As spring turns to summer in the Florida Keys, nearshore winds lay down, visibility increases, and the reefs of America’s only drive-to-dive paradise fill with color.
In the Upper and Middle Keys we’ve enjoyed a hot, dry spring with fewer than normal windy days. This means area reefs are in top form and water temps are rapidly climbing. With a number of specialty scuba events like Looe Key Underwater Music Festival in July and the world famous Lobster Mini-Season just a month away, Keys dive shops are readying for the latest influx of divers eager to explore the underwater world.
Easily identified on Keys coral reefs, rowdy schools of rainbow parrotfish, sleek southern stingrays, and the occasional lazy nurse shark are sure to pique the interest of any diver who pays them a visit. However, they’re just a small sample of what can be found below.
Just in time for summer’s dive season, strap on your scuba gear and see if you can spot some of these hard to find Keys reef creatures. Each of these animals was sighted on a shallow Keys coral reef system, and all pose for unique photo opportunities – if you can spot them.
Look hard, these 5 aren’t always easy to see, but snapshots of any or all of these animals should remain favorites in any diver’s underwater photo album.
Jellyfish, big ones
Ever wanted to take a dip with a noxious cnidarian? You probably wouldn’t unless armed with a camera and ready to risk a sting for a photo. With deep-dropping tentacles designed to grab fish and trail them into its gaping maw, jellyfish are most often spotted during the late summer and fall, when they have grown to a large size and the currents begin to sweep them closer to shore. While not a threat to most divers, it’s best to stay out of their way. However, divers with passion for pictures usually can’t resist.

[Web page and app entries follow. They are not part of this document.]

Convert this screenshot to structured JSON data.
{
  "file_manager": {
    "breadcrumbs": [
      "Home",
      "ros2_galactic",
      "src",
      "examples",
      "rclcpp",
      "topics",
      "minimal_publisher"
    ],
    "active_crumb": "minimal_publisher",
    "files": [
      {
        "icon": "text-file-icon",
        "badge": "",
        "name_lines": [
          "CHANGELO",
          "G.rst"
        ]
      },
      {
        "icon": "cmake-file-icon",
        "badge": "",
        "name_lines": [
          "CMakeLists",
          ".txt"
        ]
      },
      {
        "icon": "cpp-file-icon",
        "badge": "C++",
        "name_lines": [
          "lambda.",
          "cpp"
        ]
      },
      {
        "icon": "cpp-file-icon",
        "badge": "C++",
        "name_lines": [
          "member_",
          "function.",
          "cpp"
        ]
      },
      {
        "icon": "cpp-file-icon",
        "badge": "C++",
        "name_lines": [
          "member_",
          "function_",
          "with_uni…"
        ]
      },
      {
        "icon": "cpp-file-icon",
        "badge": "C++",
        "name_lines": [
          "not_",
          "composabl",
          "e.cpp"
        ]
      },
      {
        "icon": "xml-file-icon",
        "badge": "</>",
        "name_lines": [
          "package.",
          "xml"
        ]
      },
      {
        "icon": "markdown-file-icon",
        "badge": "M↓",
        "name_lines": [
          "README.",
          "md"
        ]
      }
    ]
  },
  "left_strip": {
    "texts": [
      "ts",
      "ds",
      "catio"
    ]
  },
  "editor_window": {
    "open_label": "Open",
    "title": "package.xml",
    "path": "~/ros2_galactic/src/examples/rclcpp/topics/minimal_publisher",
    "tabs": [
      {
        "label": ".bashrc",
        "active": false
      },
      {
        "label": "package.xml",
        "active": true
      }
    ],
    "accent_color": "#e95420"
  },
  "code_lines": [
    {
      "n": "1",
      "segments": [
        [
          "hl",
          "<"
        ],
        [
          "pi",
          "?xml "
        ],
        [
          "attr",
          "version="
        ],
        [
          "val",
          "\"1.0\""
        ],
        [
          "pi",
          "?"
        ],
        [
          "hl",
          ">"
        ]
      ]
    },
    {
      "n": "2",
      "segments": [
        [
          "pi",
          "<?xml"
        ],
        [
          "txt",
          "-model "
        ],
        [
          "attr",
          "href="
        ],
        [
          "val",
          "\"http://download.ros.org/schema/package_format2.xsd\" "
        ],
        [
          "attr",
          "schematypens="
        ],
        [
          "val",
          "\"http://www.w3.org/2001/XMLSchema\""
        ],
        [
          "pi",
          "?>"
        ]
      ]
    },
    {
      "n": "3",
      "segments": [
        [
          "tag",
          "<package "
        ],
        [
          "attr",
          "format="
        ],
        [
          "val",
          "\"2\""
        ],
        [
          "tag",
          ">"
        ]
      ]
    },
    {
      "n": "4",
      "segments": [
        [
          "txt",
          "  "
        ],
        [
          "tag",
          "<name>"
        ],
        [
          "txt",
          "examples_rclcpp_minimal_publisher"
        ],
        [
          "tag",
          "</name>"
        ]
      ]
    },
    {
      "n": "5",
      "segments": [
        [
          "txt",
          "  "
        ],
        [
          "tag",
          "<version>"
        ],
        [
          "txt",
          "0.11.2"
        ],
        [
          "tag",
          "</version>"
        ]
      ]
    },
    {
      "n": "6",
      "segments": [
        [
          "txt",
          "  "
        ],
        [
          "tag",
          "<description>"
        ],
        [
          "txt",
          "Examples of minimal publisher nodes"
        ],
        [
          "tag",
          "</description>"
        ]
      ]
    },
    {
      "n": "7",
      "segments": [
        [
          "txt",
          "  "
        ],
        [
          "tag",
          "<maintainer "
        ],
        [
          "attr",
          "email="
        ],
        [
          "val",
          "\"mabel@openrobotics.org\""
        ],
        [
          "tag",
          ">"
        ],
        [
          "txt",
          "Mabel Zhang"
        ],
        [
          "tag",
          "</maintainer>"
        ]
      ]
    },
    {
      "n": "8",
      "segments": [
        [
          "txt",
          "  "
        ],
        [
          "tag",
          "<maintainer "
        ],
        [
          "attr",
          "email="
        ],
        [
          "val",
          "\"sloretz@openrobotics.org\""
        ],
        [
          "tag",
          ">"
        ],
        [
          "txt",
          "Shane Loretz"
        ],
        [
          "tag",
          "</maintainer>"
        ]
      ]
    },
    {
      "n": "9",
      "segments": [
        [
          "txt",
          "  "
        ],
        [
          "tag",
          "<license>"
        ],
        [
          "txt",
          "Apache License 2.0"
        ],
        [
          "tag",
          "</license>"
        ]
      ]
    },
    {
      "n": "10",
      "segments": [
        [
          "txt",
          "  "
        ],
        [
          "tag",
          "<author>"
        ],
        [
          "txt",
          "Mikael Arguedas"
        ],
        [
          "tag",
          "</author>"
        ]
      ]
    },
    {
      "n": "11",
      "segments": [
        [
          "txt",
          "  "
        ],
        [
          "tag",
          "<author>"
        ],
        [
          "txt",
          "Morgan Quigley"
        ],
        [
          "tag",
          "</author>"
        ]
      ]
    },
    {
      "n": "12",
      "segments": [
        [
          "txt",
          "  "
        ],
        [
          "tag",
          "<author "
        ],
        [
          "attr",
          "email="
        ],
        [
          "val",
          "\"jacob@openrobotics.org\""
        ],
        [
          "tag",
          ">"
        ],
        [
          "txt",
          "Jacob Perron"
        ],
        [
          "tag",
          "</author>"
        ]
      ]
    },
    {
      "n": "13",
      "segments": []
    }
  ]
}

Spotted Moray Eels
Pushed out of the spotlight by its well-known green skinned cousin, the spotted moray shares a similar habitat with the huge green moray easily identified by most divers. Hiding in shallow reefs and rubble beds during the day, spotted morays lay in wait for small fish and most often hunt during the evening hours. If you want to see one, schedule a night dive on a local patch reef. You’ll almost always turn up one or two.
Curling up into a fleshy ball the size of a walnut during the day, the lowly basket star unfolds and begins its furtive campaign in the cover of night. Twisting its long tendrils around tall sea fans and prominent corals, the underwater marauder competes for the best place to snag a bite in the night currents. Like a tiny mountain climber with a ‘Napoleon Complex,’ these creatures are fun to look at, and even more fascinating to study. A night dive on Alligator Reef near Islamorada scored this unique picture.
Beautiful reef fish at cleaning stations
While the queen angelfish pictured here is quite stunning, what she (or he) is secretly up to is more important. Caught like a beauty queen in a stinky bathroom, this remarkable angelfish had stopped near a particular sponge just so tiny gobies would peck out the parasites in its skin and gills. Many divers know that large predatory fish are serviced by underwater cleaning stations of this type, but how about beautiful reef fish? You can find them by looking closely on mid to deep water spur and groove reefs in the Florida Keys.
Coral polyps at night
While scuba divers are used to observing the beauty of coral reefs during the day, the tiny living polyps that actually create the reef only come out at night. To see them, grab a buddy, an extra flashlight and be prepared. Extending their diminutive bodies from their limestone hovels, these colonial organisms snatch microscopic meals from the night currents. Use your flashlight beam to slowly lure plankton and small worms to their waiting clutches. In this way, you can actually see the coral eat. Be careful, and never touch the coral. These delicate creatures are easily damaged.